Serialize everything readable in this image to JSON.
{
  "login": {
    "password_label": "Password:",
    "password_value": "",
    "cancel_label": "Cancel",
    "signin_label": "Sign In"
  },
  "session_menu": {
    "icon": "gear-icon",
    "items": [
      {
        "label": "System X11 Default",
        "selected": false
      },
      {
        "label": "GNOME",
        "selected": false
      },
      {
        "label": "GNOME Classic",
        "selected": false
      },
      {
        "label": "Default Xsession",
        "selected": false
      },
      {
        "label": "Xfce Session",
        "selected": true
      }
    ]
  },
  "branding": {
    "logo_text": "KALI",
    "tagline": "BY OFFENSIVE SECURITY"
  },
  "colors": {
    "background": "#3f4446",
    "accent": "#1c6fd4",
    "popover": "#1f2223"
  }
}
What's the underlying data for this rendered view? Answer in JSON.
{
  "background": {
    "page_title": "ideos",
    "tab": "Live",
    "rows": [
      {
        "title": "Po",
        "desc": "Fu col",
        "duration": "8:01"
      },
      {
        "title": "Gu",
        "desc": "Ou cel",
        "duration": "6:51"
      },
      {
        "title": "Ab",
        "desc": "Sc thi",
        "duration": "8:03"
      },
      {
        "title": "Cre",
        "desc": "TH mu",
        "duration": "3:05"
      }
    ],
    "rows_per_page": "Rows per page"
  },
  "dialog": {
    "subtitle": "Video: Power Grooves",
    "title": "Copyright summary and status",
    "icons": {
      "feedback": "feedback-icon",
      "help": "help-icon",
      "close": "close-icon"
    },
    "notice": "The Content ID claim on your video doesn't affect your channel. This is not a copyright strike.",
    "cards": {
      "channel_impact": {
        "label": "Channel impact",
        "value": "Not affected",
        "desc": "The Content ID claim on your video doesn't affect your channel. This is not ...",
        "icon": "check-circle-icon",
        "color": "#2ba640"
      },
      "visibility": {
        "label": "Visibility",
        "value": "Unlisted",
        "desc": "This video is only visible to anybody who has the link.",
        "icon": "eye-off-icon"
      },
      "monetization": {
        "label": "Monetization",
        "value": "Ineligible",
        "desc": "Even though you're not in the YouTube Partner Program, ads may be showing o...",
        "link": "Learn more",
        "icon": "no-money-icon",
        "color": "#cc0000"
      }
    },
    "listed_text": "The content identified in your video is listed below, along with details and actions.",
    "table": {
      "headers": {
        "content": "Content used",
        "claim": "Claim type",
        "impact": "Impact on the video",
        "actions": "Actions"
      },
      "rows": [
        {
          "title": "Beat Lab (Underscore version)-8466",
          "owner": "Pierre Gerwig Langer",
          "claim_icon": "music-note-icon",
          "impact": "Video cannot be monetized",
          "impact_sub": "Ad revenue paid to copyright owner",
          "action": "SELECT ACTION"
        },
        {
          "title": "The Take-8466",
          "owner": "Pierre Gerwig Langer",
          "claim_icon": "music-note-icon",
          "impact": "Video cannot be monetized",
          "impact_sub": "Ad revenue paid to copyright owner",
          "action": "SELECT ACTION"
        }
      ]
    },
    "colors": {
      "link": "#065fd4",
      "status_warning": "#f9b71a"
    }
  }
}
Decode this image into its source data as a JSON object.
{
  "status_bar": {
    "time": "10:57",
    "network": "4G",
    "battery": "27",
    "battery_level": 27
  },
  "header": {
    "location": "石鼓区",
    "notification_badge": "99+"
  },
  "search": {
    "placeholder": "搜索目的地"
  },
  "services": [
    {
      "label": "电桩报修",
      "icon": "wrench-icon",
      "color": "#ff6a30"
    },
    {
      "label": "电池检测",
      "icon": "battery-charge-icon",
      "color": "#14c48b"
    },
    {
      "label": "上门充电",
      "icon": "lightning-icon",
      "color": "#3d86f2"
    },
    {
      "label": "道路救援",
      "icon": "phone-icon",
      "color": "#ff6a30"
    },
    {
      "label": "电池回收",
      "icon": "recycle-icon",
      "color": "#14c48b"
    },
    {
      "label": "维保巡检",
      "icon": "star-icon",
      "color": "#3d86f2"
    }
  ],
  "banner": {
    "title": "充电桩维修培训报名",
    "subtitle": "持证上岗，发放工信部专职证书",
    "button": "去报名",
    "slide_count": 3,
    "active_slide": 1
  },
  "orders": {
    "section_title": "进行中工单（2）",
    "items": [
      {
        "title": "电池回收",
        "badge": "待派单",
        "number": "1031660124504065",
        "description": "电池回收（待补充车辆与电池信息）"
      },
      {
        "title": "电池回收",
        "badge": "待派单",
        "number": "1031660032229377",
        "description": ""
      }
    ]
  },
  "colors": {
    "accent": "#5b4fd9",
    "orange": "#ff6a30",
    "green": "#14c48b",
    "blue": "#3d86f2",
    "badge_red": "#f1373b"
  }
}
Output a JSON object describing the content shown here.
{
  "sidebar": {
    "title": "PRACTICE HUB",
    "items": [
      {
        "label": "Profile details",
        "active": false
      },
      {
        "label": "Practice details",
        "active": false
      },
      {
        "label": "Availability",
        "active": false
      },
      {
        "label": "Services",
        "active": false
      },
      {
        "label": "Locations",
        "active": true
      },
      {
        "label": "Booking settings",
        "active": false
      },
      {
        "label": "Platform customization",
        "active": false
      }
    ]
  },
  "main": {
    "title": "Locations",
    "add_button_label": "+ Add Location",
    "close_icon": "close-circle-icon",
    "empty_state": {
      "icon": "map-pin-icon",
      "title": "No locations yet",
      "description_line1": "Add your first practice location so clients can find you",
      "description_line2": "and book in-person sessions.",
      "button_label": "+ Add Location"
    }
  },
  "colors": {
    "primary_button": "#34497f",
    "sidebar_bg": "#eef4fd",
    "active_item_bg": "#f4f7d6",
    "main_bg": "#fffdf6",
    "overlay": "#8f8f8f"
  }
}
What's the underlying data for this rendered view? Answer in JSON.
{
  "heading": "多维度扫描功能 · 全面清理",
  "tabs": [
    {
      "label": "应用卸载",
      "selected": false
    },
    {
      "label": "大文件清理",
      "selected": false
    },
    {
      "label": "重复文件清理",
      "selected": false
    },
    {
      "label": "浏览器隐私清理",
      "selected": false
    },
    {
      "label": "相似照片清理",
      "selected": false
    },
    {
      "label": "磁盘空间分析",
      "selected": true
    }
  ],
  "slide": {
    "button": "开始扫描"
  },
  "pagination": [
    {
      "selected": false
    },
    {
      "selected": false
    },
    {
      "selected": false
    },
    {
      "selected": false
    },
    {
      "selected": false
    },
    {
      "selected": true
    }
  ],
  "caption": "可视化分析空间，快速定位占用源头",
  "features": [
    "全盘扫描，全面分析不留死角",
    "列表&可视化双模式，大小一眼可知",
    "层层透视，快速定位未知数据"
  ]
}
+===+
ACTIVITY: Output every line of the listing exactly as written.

RESPONSE:
Serialize everything readable in this image to JSON.
{
  "login": {
    "password_label": "Password:",
    "password_value": "",
    "cancel_label": "Cancel",
    "signin_label": "Sign In"
  },
  "session_menu": {
    "icon": "gear-icon",
    "items": [
      {
        "label": "System X11 Default",
        "selected": false
      },
      {
        "label": "GNOME",
        "selected": false
      },
      {
        "label": "GNOME Classic",
        "selected": false
      },
      {
        "label": "Default Xsession",
        "selected": false
      },
      {
        "label": "Xfce Session",
        "selected": true
      }
    ]
  },
  "branding": {
    "logo_text": "KALI",
    "tagline": "BY OFFENSIVE SECURITY"
  },
  "colors": {
    "background": "#3f4446",
    "accent": "#1c6fd4",
    "popover": "#1f2223"
  }
}
What's the underlying data for this rendered view? Answer in JSON.
{
  "background": {
    "page_title": "ideos",
    "tab": "Live",
    "rows": [
      {
        "title": "Po",
        "desc": "Fu col",
        "duration": "8:01"
      },
      {
        "title": "Gu",
        "desc": "Ou cel",
        "duration": "6:51"
      },
      {
        "title": "Ab",
        "desc": "Sc thi",
        "duration": "8:03"
      },
      {
        "title": "Cre",
        "desc": "TH mu",
        "duration": "3:05"
      }
    ],
    "rows_per_page": "Rows per page"
  },
  "dialog": {
    "subtitle": "Video: Power Grooves",
    "title": "Copyright summary and status",
    "icons": {
      "feedback": "feedback-icon",
      "help": "help-icon",
      "close": "close-icon"
    },
    "notice": "The Content ID claim on your video doesn't affect your channel. This is not a copyright strike.",
    "cards": {
      "channel_impact": {
        "label": "Channel impact",
        "value": "Not affected",
        "desc": "The Content ID claim on your video doesn't affect your channel. This is not ...",
        "icon": "check-circle-icon",
        "color": "#2ba640"
      },
      "visibility": {
        "label": "Visibility",
        "value": "Unlisted",
        "desc": "This video is only visible to anybody who has the link.",
        "icon": "eye-off-icon"
      },
      "monetization": {
        "label": "Monetization",
        "value": "Ineligible",
        "desc": "Even though you're not in the YouTube Partner Program, ads may be showing o...",
        "link": "Learn more",
        "icon": "no-money-icon",
        "color": "#cc0000"
      }
    },
    "listed_text": "The content identified in your video is listed below, along with details and actions.",
    "table": {
      "headers": {
        "content": "Content used",
        "claim": "Claim type",
        "impact": "Impact on the video",
        "actions": "Actions"
      },
      "rows": [
        {
          "title": "Beat Lab (Underscore version)-8466",
          "owner": "Pierre Gerwig Langer",
          "claim_icon": "music-note-icon",
          "impact": "Video cannot be monetized",
          "impact_sub": "Ad revenue paid to copyright owner",
          "action": "SELECT ACTION"
        },
        {
          "title": "The Take-8466",
          "owner": "Pierre Gerwig Langer",
          "claim_icon": "music-note-icon",
          "impact": "Video cannot be monetized",
          "impact_sub": "Ad revenue paid to copyright owner",
          "action": "SELECT ACTION"
        }
      ]
    },
    "colors": {
      "link": "#065fd4",
      "status_warning": "#f9b71a"
    }
  }
}
Decode this image into its source data as a JSON object.
{
  "status_bar": {
    "time": "10:57",
    "network": "4G",
    "battery": "27",
    "battery_level": 27
  },
  "header": {
    "location": "石鼓区",
    "notification_badge": "99+"
  },
  "search": {
    "placeholder": "搜索目的地"
  },
  "services": [
    {
      "label": "电桩报修",
      "icon": "wrench-icon",
      "color": "#ff6a30"
    },
    {
      "label": "电池检测",
      "icon": "battery-charge-icon",
      "color": "#14c48b"
    },
    {
      "label": "上门充电",
      "icon": "lightning-icon",
      "color": "#3d86f2"
    },
    {
      "label": "道路救援",
      "icon": "phone-icon",
      "color": "#ff6a30"
    },
    {
      "label": "电池回收",
      "icon": "recycle-icon",
      "color": "#14c48b"
    },
    {
      "label": "维保巡检",
      "icon": "star-icon",
      "color": "#3d86f2"
    }
  ],
  "banner": {
    "title": "充电桩维修培训报名",
    "subtitle": "持证上岗，发放工信部专职证书",
    "button": "去报名",
    "slide_count": 3,
    "active_slide": 1
  },
  "orders": {
    "section_title": "进行中工单（2）",
    "items": [
      {
        "title": "电池回收",
        "badge": "待派单",
        "number": "1031660124504065",
        "description": "电池回收（待补充车辆与电池信息）"
      },
      {
        "title": "电池回收",
        "badge": "待派单",
        "number": "1031660032229377",
        "description": ""
      }
    ]
  },
  "colors": {
    "accent": "#5b4fd9",
    "orange": "#ff6a30",
    "green": "#14c48b",
    "blue": "#3d86f2",
    "badge_red": "#f1373b"
  }
}
Output a JSON object describing the content shown here.
{
  "sidebar": {
    "title": "PRACTICE HUB",
    "items": [
      {
        "label": "Profile details",
        "active": false
      },
      {
        "label": "Practice details",
        "active": false
      },
      {
        "label": "Availability",
        "active": false
      },
      {
        "label": "Services",
        "active": false
      },
      {
        "label": "Locations",
        "active": true
      },
      {
        "label": "Booking settings",
        "active": false
      },
      {
        "label": "Platform customization",
        "active": false
      }
    ]
  },
  "main": {
    "title": "Locations",
    "add_button_label": "+ Add Location",
    "close_icon": "close-circle-icon",
    "empty_state": {
      "icon": "map-pin-icon",
      "title": "No locations yet",
      "description_line1": "Add your first practice location so clients can find you",
      "description_line2": "and book in-person sessions.",
      "button_label": "+ Add Location"
    }
  },
  "colors": {
    "primary_button": "#34497f",
    "sidebar_bg": "#eef4fd",
    "active_item_bg": "#f4f7d6",
    "main_bg": "#fffdf6",
    "overlay": "#8f8f8f"
  }
}
What's the underlying data for this rendered view? Answer in JSON.
{
  "heading": "多维度扫描功能 · 全面清理",
  "tabs": [
    {
      "label": "应用卸载",
      "selected": false
    },
    {
      "label": "大文件清理",
      "selected": false
    },
    {
      "label": "重复文件清理",
      "selected": false
    },
    {
      "label": "浏览器隐私清理",
      "selected": false
    },
    {
      "label": "相似照片清理",
      "selected": false
    },
    {
      "label": "磁盘空间分析",
      "selected": true
    }
  ],
  "slide": {
    "button": "开始扫描"
  },
  "pagination": [
    {
      "selected": false
    },
    {
      "selected": false
    },
    {
      "selected": false
    },
    {
      "selected": false
    },
    {
      "selected": false
    },
    {
      "selected": true
    }
  ],
  "caption": "可视化分析空间，快速定位占用源头",
  "features": [
    "全盘扫描，全面分析不留死角",
    "列表&可视化双模式，大小一眼可知",
    "层层透视，快速定位未知数据"
  ]
}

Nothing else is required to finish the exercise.